I’m fascinated by the online organizational groups that are formed in online, team-based games. These groups, from guilds in World of Warcraft to professional teams in League of Legends, often resemble real world organizations, and it is my goal as a researcher to identify, analyze, and report on their unique organizational and communication systems. I’m also interested in how online communities react to newcomers and what systems are successful in socializing them into community norms. I’ve participated in tons of online communities throughout parts of my life, but I’ve been a gamer forever.
Details at User:Healspersecond
Naruth Kongurai (University of Washington)
I'm Naruth - you can call me Sam too! I am a third-year undergraduate student who is pursuing a degree in Communication at the University of Washington (Seattle campus). I grew up in Bangkok, Thailand and was an exchange student who studied at a US high school in Redwood Falls, Minnesota prior to coming to Seattle for an academic study. I do not have a background in Computer Science, but I had interned as a software developer and a mobile developer both here in the United States and back at home in Thailand.
When I was about to become a junior, I was encouraged by Professor Randal Beam who teaches in the Communication department to be actively involved in the research community. I did not know what I was interested in at the time, but I was certain it had to be related to technology. I eventually found out about this research group and met with Professor Mako for the first time. Now that I am a part of this awesome community of researchers, I am starting my work on analyzing how technological platforms might affect children and teenagers in terms of their learning experience. And the platform I will be investigating for my research is the online coding platform Scratch.
You can read more about me on my homepage.
Andrés Monroy-Hernández (Microsoft Research)
I'm a researcher in FUSE Labs at Microsoft Research and an affiliate faculty at the University of Washington. My work focuses on the study and design of social computing systems. Some areas I've worked on are crowdsourcing, peer production, remixing, civic tech, urban computing, and online learning.
Some projects I've worked on lately include Calendar.help, a hybrid intelligence scheduling assistant partly powered by crowds; Narcotweets, a research project studying how people use social media during war and political uprisings; and the Scratch Online Community, a website where millions of young people learn to program and remix games and animations.
Jonathan T. Morgan (Wikimedia Foundation)
I'm a design researcher at Wikimedia. Most of my research involves understanding the sociotechnical mechanisms through which participants in Wikimedia project coordinate their work across time and space. My goal is to do everything I can to foster fun & meaningful experiences for the millions of humans across the world who read, write, teach, research, remix, and hack Wikipedia. You can find out more about me here and here.

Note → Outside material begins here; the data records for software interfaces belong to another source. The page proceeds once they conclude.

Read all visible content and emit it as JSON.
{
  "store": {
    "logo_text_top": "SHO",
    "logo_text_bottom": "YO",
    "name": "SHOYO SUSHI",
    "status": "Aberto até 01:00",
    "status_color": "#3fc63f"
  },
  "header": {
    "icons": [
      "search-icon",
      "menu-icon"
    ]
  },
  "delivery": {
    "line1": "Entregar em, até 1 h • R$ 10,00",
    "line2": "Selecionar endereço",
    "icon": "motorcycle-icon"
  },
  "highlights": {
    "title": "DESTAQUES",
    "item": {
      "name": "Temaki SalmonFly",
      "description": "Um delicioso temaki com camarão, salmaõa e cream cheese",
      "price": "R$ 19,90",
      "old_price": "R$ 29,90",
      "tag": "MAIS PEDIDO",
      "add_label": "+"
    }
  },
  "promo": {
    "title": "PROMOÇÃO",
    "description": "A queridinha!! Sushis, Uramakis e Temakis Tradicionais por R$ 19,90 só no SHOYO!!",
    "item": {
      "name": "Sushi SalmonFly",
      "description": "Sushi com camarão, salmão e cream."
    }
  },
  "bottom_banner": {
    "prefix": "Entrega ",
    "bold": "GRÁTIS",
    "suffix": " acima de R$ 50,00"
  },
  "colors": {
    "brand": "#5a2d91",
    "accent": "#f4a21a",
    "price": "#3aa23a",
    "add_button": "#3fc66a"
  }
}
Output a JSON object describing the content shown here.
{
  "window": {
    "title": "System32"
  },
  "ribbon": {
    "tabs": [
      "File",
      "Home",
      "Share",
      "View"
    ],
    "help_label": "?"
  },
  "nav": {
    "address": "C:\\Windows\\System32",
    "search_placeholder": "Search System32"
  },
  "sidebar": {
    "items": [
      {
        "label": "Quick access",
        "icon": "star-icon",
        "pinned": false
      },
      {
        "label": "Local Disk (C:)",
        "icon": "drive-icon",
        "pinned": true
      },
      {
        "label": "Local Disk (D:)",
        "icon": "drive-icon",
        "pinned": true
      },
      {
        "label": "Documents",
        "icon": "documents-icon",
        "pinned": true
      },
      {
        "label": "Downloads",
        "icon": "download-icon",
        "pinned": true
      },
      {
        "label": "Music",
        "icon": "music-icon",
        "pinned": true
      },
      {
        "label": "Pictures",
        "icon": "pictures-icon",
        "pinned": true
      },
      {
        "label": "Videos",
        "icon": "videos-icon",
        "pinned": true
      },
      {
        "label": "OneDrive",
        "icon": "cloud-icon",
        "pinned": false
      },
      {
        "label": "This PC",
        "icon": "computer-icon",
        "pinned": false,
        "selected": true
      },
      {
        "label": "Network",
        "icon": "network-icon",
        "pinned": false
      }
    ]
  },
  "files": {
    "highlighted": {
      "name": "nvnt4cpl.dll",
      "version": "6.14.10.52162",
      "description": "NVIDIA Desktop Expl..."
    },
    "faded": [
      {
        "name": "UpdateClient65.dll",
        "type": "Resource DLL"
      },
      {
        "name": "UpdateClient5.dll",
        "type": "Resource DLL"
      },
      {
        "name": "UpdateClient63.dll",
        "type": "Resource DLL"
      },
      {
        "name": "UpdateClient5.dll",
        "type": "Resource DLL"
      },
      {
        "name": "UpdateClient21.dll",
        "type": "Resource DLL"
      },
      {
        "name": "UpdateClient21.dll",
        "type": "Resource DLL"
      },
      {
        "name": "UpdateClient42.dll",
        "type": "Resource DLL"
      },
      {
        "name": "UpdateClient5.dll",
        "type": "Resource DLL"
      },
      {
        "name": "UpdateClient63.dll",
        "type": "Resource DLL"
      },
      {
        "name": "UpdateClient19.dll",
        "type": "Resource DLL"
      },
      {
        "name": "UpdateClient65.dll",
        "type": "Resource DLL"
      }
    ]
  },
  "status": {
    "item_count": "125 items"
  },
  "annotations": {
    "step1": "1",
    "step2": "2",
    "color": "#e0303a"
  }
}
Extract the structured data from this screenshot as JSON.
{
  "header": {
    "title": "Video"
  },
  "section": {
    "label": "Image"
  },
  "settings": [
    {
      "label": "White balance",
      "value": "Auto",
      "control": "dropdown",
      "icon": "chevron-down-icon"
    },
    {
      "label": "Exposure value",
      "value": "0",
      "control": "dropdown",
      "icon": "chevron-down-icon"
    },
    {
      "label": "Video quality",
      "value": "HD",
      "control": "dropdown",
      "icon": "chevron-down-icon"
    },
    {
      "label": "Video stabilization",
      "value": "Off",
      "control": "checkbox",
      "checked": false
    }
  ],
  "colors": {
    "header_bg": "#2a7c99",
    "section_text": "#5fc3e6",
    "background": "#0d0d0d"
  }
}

I am a voracious and omnivorous reader, and a passionately amateurish musician. When I'm away from the keyboard, you can usually find me exploring the beaches and forests of Whidbey Island with my wife and my dog Ozy.